High level definition
Information literacy is the ability to think critically and make balanced judgements about any information we find and use. It empowers us as citizens to reach and express informed views and to engage fully with society.
Information literacy incorporates a set of skills and abilities which everyone needs to undertake information-related tasks; for instance, how to discover, access, interpret, analyse, manage, create, communicate, store and share information. But it is much more than that: it concerns the application of the competencies, attributes and confidence needed to make the best use of information and to interpret it judiciously. It incorporates critical thinking and awareness, and an understanding of both the ethical and political issues associated with using information. Information literacy relates to information in all its forms: not just print, but also digital content, data, images and the spoken word. Information literacy is associated and overlaps with other literacies, including specifically digital literacy, academic literacy and media literacy. It is not a stand-alone concept, and is aligned with other areas of knowledge and understanding. Information literacy helps to understand the ethical and legal issues associated with the use of information, including privacy, data protection, freedom of information, open access/open data and intellectual property. Importantly, information literacy is empowering, and is an important contributor to democratic, inclusive, participatory societies; as interpreted by UNESCO, it is a universal human right.
This definition of information literacy was launched by CILIP and the Information Literacy Group in April 2018>p<
As well as knowing the need for information and knowing how and where to find it to be information literate individuals also need to understand the social, economic and ethical use of information. In an online environment information literacy is an interactive process with people more able to add content. This proactive and creative aspect of information literacy needs to be acknowledged across various government agendas.
For more information about the contexts of information literacy within different environments including the role of information professionals please refer to the full document CILIP definition of information literacy 2018.
Information Literacy Statement
CILIP endorsed the Alexandria Proclamation on Information Literacy in 2011. In doing so we accept the vision outlined in the proclamation as CILIP's statement on information literacy.
Alexandria Proclamation on Information Literacy
The Alexandria Proclamation states that information literacy lies at the core of lifelong learning.
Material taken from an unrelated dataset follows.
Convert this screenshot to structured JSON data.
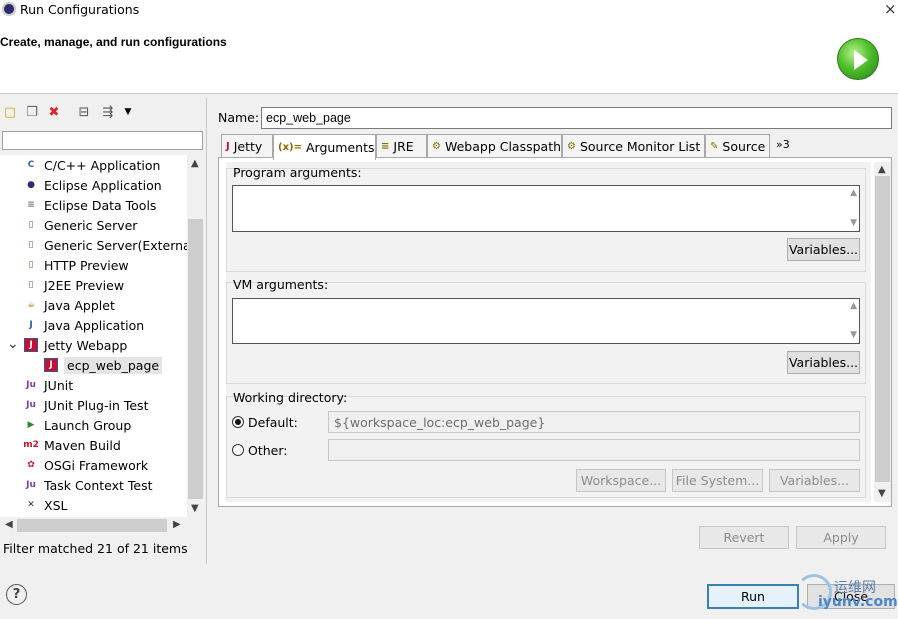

It believes information literacy empowers people in all walks of life to seek, evaluate, use and create information effectively to achieve their personal, social, occupational and educational goals. The proclamation goes further in that it believes that information literacy is a basic human right in a digital world and promotes social inclusion of all nations.
In affirming this vision CILIP seeks:
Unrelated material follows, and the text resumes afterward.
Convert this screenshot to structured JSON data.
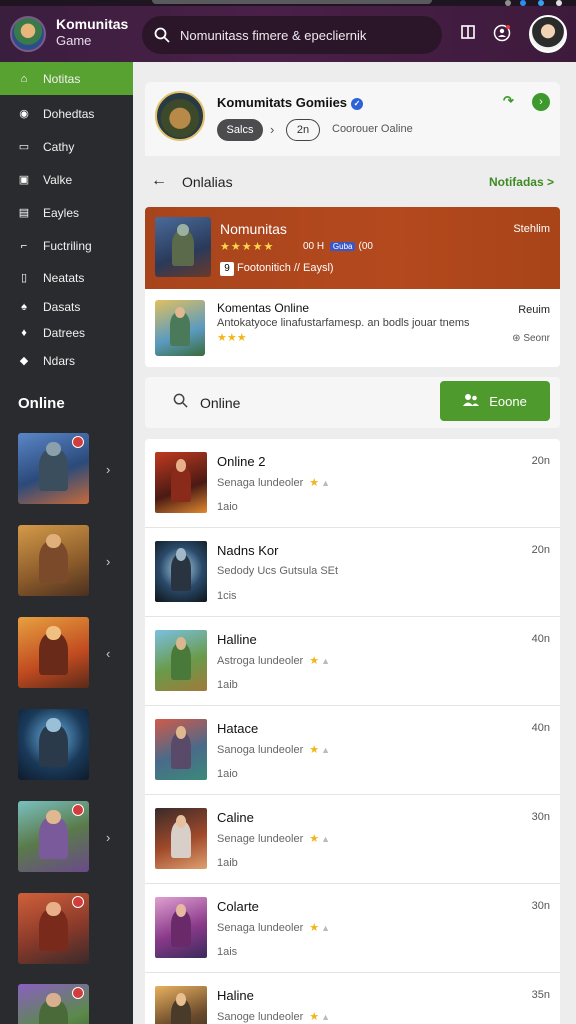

- To promote fair and equitable access to quality information necessary to support people in making life choices
- To ensure that the library and information workforce has the skills and knowledge to teach and promote information literacy
- To advocate the value of information literacy within Government and all economic sectors; private, voluntary, charitable and public
- To ensure that information literacy has a recognised role in the skills development agenda
- To campaign for all people to have the opportunity to learn the information skills necessary to be effective in all aspects of their lives
- To engage with international work on information literacy
- To work in partnership with other key organisations to deliver this vision